Oct. 6-Nov. 1, opening reception Oct. 6, 6-10 p.m., Paris in Plantsville Gallery, 15 West Main St., Plantsville, (860) 426-1149, parisgallerycafe.com.
Clinton Deckert is a self-described "hunter gatherer." No object is too small, too odd or too broken to go unbagged or excluded from his surrealist assemblages or mind-bending paintings. And seemingly no art venue is too far off the radar for the 53-year-old artist whose work is familiar to Hartford audiences from his long affiliation with the ArtWorks coop.
Deckert now has his sights set on Paris — Paris in Plantsville, Conn., that is, a pleasant pocket of mom and pop shops amidst the suburban sprawl of Southington. Paris in Plantsville (PiP) Gallery, set in the heart of the "village" beside the Quinnipiac River, was founded in 2010 by graduates of the University of Hartford Art School, including owner and resident artist Sean Michanczyk. The gallery is, like Deckert's art, an assemblage of sorts, having expanded into the vacant storefront next door and added a café since its opening. PiP is homey, inviting and devoid of the pretensions of art "industry." Classes are taught here, films are screened, discussions are held, kindred spirits gather. On a much smaller scale, it's a throwback to the old salon mentality perfected by Will Wilkins at Real Art Ways.
Though Deckert has shown all over the state, including New Britain Museum of American Art, he stumbled on PiP in his own backyard. After curating a popular group show here last year, he's going solo with "Clinton Deckert: 25-Year Retrospective," up until Nov. 1.
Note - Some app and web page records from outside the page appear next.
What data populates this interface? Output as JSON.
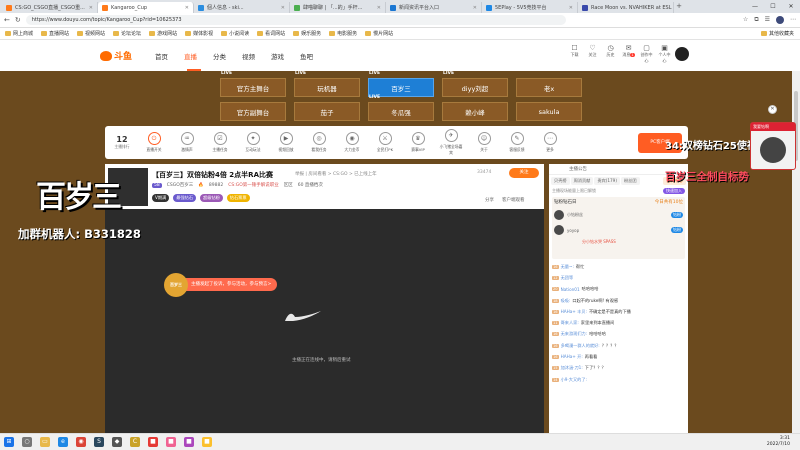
{
  "browser": {
    "tabs": [
      {
        "label": "CS:GO_CSGO直播_CSGO重...",
        "color": "#ff7a1a"
      },
      {
        "label": "Kangaroo_Cup",
        "color": "#ff7a1a",
        "active": true
      },
      {
        "label": "個人信息 - ski...",
        "color": "#2a8de0"
      },
      {
        "label": "肆喵聊聊 | 「...的」手杆...",
        "color": "#4caf50"
      },
      {
        "label": "新闻资讯平台入口",
        "color": "#1976d2"
      },
      {
        "label": "5EPlay - 5V5竞技平台",
        "color": "#1e88e5"
      },
      {
        "label": "Race Moon vs. NVAHIKER at ESL",
        "color": "#3949ab"
      }
    ],
    "url": "https://www.douyu.com/topic/Kangaroo_Cup?rid=10625373",
    "bookmarks": [
      "网上商城",
      "直播网站",
      "视频网站",
      "论坛论坛",
      "游戏网站",
      "媒体影视",
      "小说阅读",
      "看词网站",
      "娱乐服务",
      "电影服务",
      "慢片网站"
    ],
    "other_bookmarks": "其他收藏夹"
  },
  "site": {
    "logo": "斗鱼",
    "nav": [
      "首页",
      "直播",
      "分类",
      "视频",
      "游戏",
      "鱼吧"
    ],
    "active_nav": "直播",
    "header_icons": [
      {
        "glyph": "☐",
        "label": "下载",
        "badge": ""
      },
      {
        "glyph": "♡",
        "label": "关注",
        "badge": ""
      },
      {
        "glyph": "◷",
        "label": "历史",
        "badge": ""
      },
      {
        "glyph": "✉",
        "label": "消息",
        "badge": "1"
      },
      {
        "glyph": "▢",
        "label": "创作中心",
        "badge": ""
      },
      {
        "glyph": "▣",
        "label": "个人中心",
        "badge": ""
      }
    ]
  },
  "categories": [
    {
      "label": "官方主舞台",
      "live": true,
      "active": false
    },
    {
      "label": "玩机器",
      "live": true,
      "active": false
    },
    {
      "label": "百岁三",
      "live": true,
      "active": true
    },
    {
      "label": "diyy刘超",
      "live": true,
      "active": false
    },
    {
      "label": "老x",
      "live": false,
      "active": false
    },
    {
      "label": "官方副舞台",
      "live": false,
      "active": false
    },
    {
      "label": "茄子",
      "live": false,
      "active": false
    },
    {
      "label": "冬瓜强",
      "live": true,
      "active": false
    },
    {
      "label": "赖小峰",
      "live": false,
      "active": false
    },
    {
      "label": "sakula",
      "live": false,
      "active": false
    }
  ],
  "live_label": "LIVE",
  "func_bar": {
    "rank_num": "12",
    "rank_label": "主播排行",
    "items": [
      "直播开关",
      "激情声",
      "主播任务",
      "互动玩法",
      "视频回放",
      "看我任务",
      "大力金币",
      "全民打PK",
      "赛事VIP",
      "小飞猪全场嘉宾",
      "关于",
      "客服反馈",
      "更多"
    ],
    "pc_banner": "PC客户端"
  },
  "room": {
    "title": "【百岁三】双倍钻粉4倍 2点半RA比赛",
    "meta": "举报 | 房间看看 > CS:GO > 已上线上年",
    "level": "58",
    "game": "CSGO百岁三",
    "popularity": "89882",
    "medal": "CS:GO第一锤手解说职业",
    "rank_label": "区区",
    "viewers": "60 直播档次",
    "tags": [
      {
        "label": "V期满",
        "color": "#333"
      },
      {
        "label": "最强钻石",
        "color": "#6a5acd"
      },
      {
        "label": "超级钻粉",
        "color": "#9b59b6"
      },
      {
        "label": "钻石票票",
        "color": "#f0b400"
      }
    ],
    "follow_count": "33474",
    "follow_label": "关注",
    "share_labels": [
      "分享",
      "客户端观看"
    ]
  },
  "video": {
    "status": "主播正在连线中，请稍后重试",
    "promo": "主播发起了投诉，参与活动，参与预言>",
    "promo_crown": "百岁三"
  },
  "chat": {
    "top": "主播公告",
    "tabs": [
      "贝壳榜",
      "周消贡献",
      "贵宾(179)",
      "粉丝团"
    ],
    "extra_tab": "设计中心",
    "notice": "主播现场能量上限已解锁",
    "notice_action": "快速加入",
    "fans_title": "钻粉钻石日",
    "fans_highlight": "今日共有10位",
    "fans_users": [
      "小钻粉丝",
      "yoyop"
    ],
    "fans_badge": "钻粉",
    "fans_extra": "分小钻水哭 SPASS",
    "messages": [
      {
        "lv": "16",
        "user": "无量~: ",
        "text": "帮忙"
      },
      {
        "lv": "12",
        "user": "无团等",
        "text": ""
      },
      {
        "lv": "20",
        "user": "Nation01",
        "text": "哈哈哈哈"
      },
      {
        "lv": "18",
        "user": "吸吸:",
        "text": "口起不的ruke啊! 有观感"
      },
      {
        "lv": "16",
        "user": "HAHa+ 丰贝:",
        "text": "不确定是不是真的下播"
      },
      {
        "lv": "11",
        "user": "哥来人家:",
        "text": "家里来到本直播间"
      },
      {
        "lv": "16",
        "user": "无来游观们力:",
        "text": "哈哈哈哈"
      },
      {
        "lv": "16",
        "user": "多喝漫一群人的就好:",
        "text": "？？？？"
      },
      {
        "lv": "16",
        "user": "HAHa+ 开:",
        "text": "再看看"
      },
      {
        "lv": "15",
        "user": "加沐涵·刀1:",
        "text": "下了？？？"
      },
      {
        "lv": "14",
        "user": "小9·大又的了:",
        "text": ""
      }
    ]
  },
  "overlays": {
    "left_title": "百岁三",
    "left_sub": "加群机器人: B331828",
    "right_1": "34:双榜钻石25使视",
    "right_2": "百岁三全制自标势",
    "emote_header": "我要钻啊"
  },
  "taskbar": {
    "icons": [
      {
        "name": "start",
        "color": "#1a73e8",
        "glyph": "⊞"
      },
      {
        "name": "search",
        "color": "#777",
        "glyph": "○"
      },
      {
        "name": "files",
        "color": "#e8b84a",
        "glyph": "▭"
      },
      {
        "name": "edge",
        "color": "#1e88e5",
        "glyph": "e"
      },
      {
        "name": "chrome",
        "color": "#db4437",
        "glyph": "◉"
      },
      {
        "name": "steam",
        "color": "#2a475e",
        "glyph": "S"
      },
      {
        "name": "game",
        "color": "#555",
        "glyph": "◆"
      },
      {
        "name": "csgo",
        "color": "#c9a227",
        "glyph": "C"
      },
      {
        "name": "app1",
        "color": "#e53935",
        "glyph": "■"
      },
      {
        "name": "app2",
        "color": "#f06292",
        "glyph": "■"
      },
      {
        "name": "app3",
        "color": "#ab47bc",
        "glyph": "■"
      },
      {
        "name": "app4",
        "color": "#fbc02d",
        "glyph": "■"
      }
    ],
    "time": "3:31",
    "date": "2022/7/10"
  }
}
If the gallery installation is anything like Deckert's nearby home, it will resemble a mid-air collision between Joseph Cornell and Salvador Dali. Every corner of his home contains evidence of a torrential talent and an offbeat vision. All wall space is covered with his painting and nearly every piece of furniture and shelf cradles some playful object he has banged together from unlikely parts (e.g., a light bulb screwed into a hose nozzle). He knows where every piece of bone, shell, nut, bolt, wood and metal fragment comes from, what trip he was on when he picked it up, who gave it to him.
"I like to resurrect discarded items and give them a second life," he says.
He readily admits his fondness for Dali but adds, "I can't deny Dali but being compared to him is like being in a rock band that plays 'Stairway to Heaven' at every show. It's easy to get pigeon-holed." Other influences he readily cops to may be more telling: Ernst, Magritte, Matta, Bosch and Yves Tanguy.
The rock band metaphor is apt. After graduating from Southington High School, Deckert attended the "school of rock 'n' roll" as the drummer for Thrasher, a regionally popular rock band that had a 10-year run into the 1980s. "When the band broke up, I needed another creative outlet," says Deckert, who has also worked a day job at a metal finishing company for more than 30 years. "I had all this creative energy I had to put down somewhere. When people ask me where I went to college, I say ArtWorks. That's what opened my eyes. That's where I learned techniques."
The cut-off for Deckert's PiP retrospective is 1987, for good reason. That's the year he had what his calls his "ah ha moment." He'd been painting tirelessly and diligently for three years until then, but after he finished the painting "Curios" — what he called "my most pivotal work" — it's not unlike that moment in a rock concert where the drummer gets to do a 10-minute solo. In Deckert's case, it was a 25-year drum solo, with paint brushes as sticks and canvas and wood panel as his drum heads.
"Since 1987 I've created works that result from combining random abstract thoughts and surreal imagery," he says. "My technique is exploratory and spontaneous. I start by splashing thin washes of various colors of paint on the canvas and then blot them with rags…Then I take a step back to see what develops as the paint runs, drips and blends into one another. I prefer to think of it as a painterly alchemy…or a higher form of doodling, if you will."